TO DO:
Each line in the entries below that holds the string "text" is to be listed.

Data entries
┄┄┄┄┄┄┄┄┄┄┄┄┄┄┄┄┄┄┄┄

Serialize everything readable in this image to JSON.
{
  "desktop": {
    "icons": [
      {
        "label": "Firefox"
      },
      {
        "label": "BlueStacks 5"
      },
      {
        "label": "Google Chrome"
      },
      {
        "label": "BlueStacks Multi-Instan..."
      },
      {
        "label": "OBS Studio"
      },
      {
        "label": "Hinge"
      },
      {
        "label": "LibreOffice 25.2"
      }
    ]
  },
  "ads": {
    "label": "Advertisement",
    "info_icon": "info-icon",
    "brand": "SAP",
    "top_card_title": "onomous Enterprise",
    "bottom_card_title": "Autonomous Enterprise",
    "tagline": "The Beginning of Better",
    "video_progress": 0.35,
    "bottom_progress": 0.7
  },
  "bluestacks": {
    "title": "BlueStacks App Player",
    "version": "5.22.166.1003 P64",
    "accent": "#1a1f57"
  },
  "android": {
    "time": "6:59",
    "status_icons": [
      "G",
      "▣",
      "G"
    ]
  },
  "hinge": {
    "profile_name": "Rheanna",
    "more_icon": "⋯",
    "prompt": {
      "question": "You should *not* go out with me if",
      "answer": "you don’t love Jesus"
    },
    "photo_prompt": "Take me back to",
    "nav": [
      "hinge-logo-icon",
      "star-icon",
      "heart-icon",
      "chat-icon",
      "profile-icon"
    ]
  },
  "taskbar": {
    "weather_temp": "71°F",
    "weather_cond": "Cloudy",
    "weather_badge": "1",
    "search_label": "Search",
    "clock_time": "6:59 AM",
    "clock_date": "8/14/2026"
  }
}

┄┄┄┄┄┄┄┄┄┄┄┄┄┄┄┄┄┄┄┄

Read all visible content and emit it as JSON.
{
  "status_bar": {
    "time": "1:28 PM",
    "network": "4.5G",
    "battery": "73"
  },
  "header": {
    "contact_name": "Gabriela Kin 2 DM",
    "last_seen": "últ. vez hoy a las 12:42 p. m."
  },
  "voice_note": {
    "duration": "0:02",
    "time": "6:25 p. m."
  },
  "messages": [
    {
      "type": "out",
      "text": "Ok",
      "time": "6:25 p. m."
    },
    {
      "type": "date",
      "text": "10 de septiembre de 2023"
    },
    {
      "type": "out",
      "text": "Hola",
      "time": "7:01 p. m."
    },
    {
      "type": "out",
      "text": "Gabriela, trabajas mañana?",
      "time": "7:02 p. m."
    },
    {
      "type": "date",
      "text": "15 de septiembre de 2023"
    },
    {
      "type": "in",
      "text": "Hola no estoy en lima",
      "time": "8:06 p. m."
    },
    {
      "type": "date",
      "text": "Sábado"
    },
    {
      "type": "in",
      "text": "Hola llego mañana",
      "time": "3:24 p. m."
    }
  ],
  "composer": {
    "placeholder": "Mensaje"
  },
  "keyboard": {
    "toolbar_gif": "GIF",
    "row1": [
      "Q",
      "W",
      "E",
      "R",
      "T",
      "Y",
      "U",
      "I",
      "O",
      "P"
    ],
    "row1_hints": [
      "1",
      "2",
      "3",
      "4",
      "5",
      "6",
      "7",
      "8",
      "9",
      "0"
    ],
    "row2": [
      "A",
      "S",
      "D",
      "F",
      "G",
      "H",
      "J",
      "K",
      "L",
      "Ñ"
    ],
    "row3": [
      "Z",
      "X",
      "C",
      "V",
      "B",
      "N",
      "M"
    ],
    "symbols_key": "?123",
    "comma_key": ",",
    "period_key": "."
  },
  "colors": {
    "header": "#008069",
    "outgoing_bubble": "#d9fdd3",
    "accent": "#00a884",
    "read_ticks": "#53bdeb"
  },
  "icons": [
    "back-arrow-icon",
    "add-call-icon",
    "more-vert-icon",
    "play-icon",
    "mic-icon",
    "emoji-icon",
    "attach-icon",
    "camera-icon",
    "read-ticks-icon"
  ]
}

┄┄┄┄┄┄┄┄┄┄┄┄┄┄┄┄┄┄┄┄

ANSWER SPACE:
      "text": "Ok",
      "text": "10 de septiembre de 2023"
      "text": "Hola",
      "text": "Gabriela, trabajas mañana?",
      "text": "15 de septiembre de 2023"
      "text": "Hola no estoy en lima",
      "text": "Sábado"
      "text": "Hola llego mañana",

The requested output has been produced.